Photograph www.sinhalaravaya.com Over 100 Sinhala Buddhist monks demolished a Muslim shrine in Anuradhapura on Saturday according to reports by the BBC . Monks, dressed in their saffron robes, encouraged other monks and Sinhala crowds to tear down the shrine. One photograph of the incident shows a monk burning the flag of Islam by the ruins of the shrine. The destruction was reportedly masterminded by a monk, named Amatha Dhamma Thero, who justified the attack by stating the local Muslims were attempting to convert the shrine into a mosque. According to Thero, despite local government officials attempting to pacify the Sinhala crowds by stating the shrine would be closed within three days, angry crowds proceeded to raze the shrine, shouting "we cannot wait". Thero explained to reporters that the shrine was located on land 'given' to the Sinhalese Buddhists over 2000 years ago - an ideology central to the Sinhala Buddhist text, the Mahavamsa. According to locals, senior members of the Sri Lankan police force witnessed the entire incident, but did nothing to intervene.
The British Medical Journal has published a report which has detailed how doctors in five countries, including Sri Lanka, have been complicit in torture. The report , compiled by global health charity Medact, examined case studies in the UK, US, Israel, Italy and Sri Lanka. In Sri Lanka they found cases where doctors not only failed to report torture, but actively refused to treat or even examine victims of torture. Marion Birch, director of Medact said, "The climate of impunity that may have been created, lack of support that may be given, really need to be discussed."

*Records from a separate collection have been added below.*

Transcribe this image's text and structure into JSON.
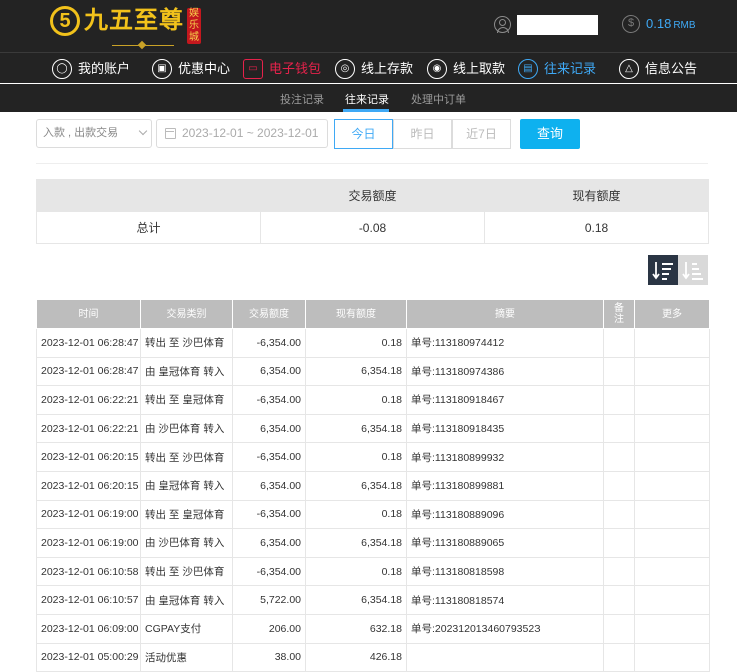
{
  "header": {
    "logo_number": "5",
    "logo_text": "九五至尊",
    "logo_badge": "娱乐城",
    "balance_symbol": "$",
    "balance_amount": "0.18",
    "balance_currency": "RMB"
  },
  "nav": [
    {
      "label": "我的账户",
      "icon": "user-icon",
      "glyph": "◯"
    },
    {
      "label": "优惠中心",
      "icon": "gift-icon",
      "glyph": "▣"
    },
    {
      "label": "电子钱包",
      "icon": "wallet-icon",
      "glyph": "▭"
    },
    {
      "label": "线上存款",
      "icon": "deposit-icon",
      "glyph": "◎"
    },
    {
      "label": "线上取款",
      "icon": "withdraw-icon",
      "glyph": "◉"
    },
    {
      "label": "往来记录",
      "icon": "records-icon",
      "glyph": "▤"
    },
    {
      "label": "信息公告",
      "icon": "bell-icon",
      "glyph": "△"
    }
  ],
  "subnav": [
    {
      "label": "投注记录"
    },
    {
      "label": "往来记录"
    },
    {
      "label": "处理中订单"
    }
  ],
  "filters": {
    "type_select": "入款 , 出款交易",
    "date_range": "2023-12-01 ~ 2023-12-01",
    "quick": [
      "今日",
      "昨日",
      "近7日"
    ],
    "search_label": "查询"
  },
  "summary": {
    "headers": [
      "",
      "交易额度",
      "现有额度"
    ],
    "row": [
      "总计",
      "-0.08",
      "0.18"
    ]
  },
  "colors": {
    "accent": "#3fa9f5",
    "active_nav": "#e5224b",
    "search": "#0eb1ef"
  },
  "records": {
    "headers": [
      "时间",
      "交易类别",
      "交易额度",
      "现有额度",
      "摘要",
      "备注",
      "更多"
    ],
    "rows": [
      [
        "2023-12-01 06:28:47",
        "转出 至 沙巴体育",
        "-6,354.00",
        "0.18",
        "单号:113180974412"
      ],
      [
        "2023-12-01 06:28:47",
        "由 皇冠体育 转入",
        "6,354.00",
        "6,354.18",
        "单号:113180974386"
      ],
      [
        "2023-12-01 06:22:21",
        "转出 至 皇冠体育",
        "-6,354.00",
        "0.18",
        "单号:113180918467"
      ],
      [
        "2023-12-01 06:22:21",
        "由 沙巴体育 转入",
        "6,354.00",
        "6,354.18",
        "单号:113180918435"
      ],
      [
        "2023-12-01 06:20:15",
        "转出 至 沙巴体育",
        "-6,354.00",
        "0.18",
        "单号:113180899932"
      ],
      [
        "2023-12-01 06:20:15",
        "由 皇冠体育 转入",
        "6,354.00",
        "6,354.18",
        "单号:113180899881"
      ],
      [
        "2023-12-01 06:19:00",
        "转出 至 皇冠体育",
        "-6,354.00",
        "0.18",
        "单号:113180889096"
      ],
      [
        "2023-12-01 06:19:00",
        "由 沙巴体育 转入",
        "6,354.00",
        "6,354.18",
        "单号:113180889065"
      ],
      [
        "2023-12-01 06:10:58",
        "转出 至 沙巴体育",
        "-6,354.00",
        "0.18",
        "单号:113180818598"
      ],
      [
        "2023-12-01 06:10:57",
        "由 皇冠体育 转入",
        "5,722.00",
        "6,354.18",
        "单号:113180818574"
      ],
      [
        "2023-12-01 06:09:00",
        "CGPAY支付",
        "206.00",
        "632.18",
        "单号:20231201346079352З"
      ],
      [
        "2023-12-01 05:00:29",
        "活动优惠",
        "38.00",
        "426.18",
        ""
      ]
    ]
  }
}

US Assistant Secretary of State, Robert Blake, speaking at a news conference to mark the end of his three day visit to Sri Lanka, urged the Sri Lankan government to ensure accountability, stop paramilitary activity in the North-East and pursue devolution through talks with the TNA. “We are not in the business of making threats to our friends. There is a need for a credible process of accountability for those who have violated international humanitarian law and there will be pressure for some mechanism to ensure that this takes place. However we hope that (such pressure) is not necessary.” "The solution to achieving a just and lasting peace in Sri Lanka is not just about accountability," he added, however. Highlighting the recent mock protest orchestrated by Douglas Devananda's EPDP, Blake condemned the use of paramilitaries in the North to maintain law and order, insisting the government must make progress on disarming such groups. “ I am concerned about human rights . I discussed with relevant officials the importance of disarming paramilitary groups, on which progress is being made. It is important to deploy Tamil policeman in the north so the military no longer needs to perform these functions.” “Paramilitary groups are not allowed to carry weapons in public. While I was in Jaffna I myself, experienced the power of the EPDP who was able to prevent me from meeting with some university students. ”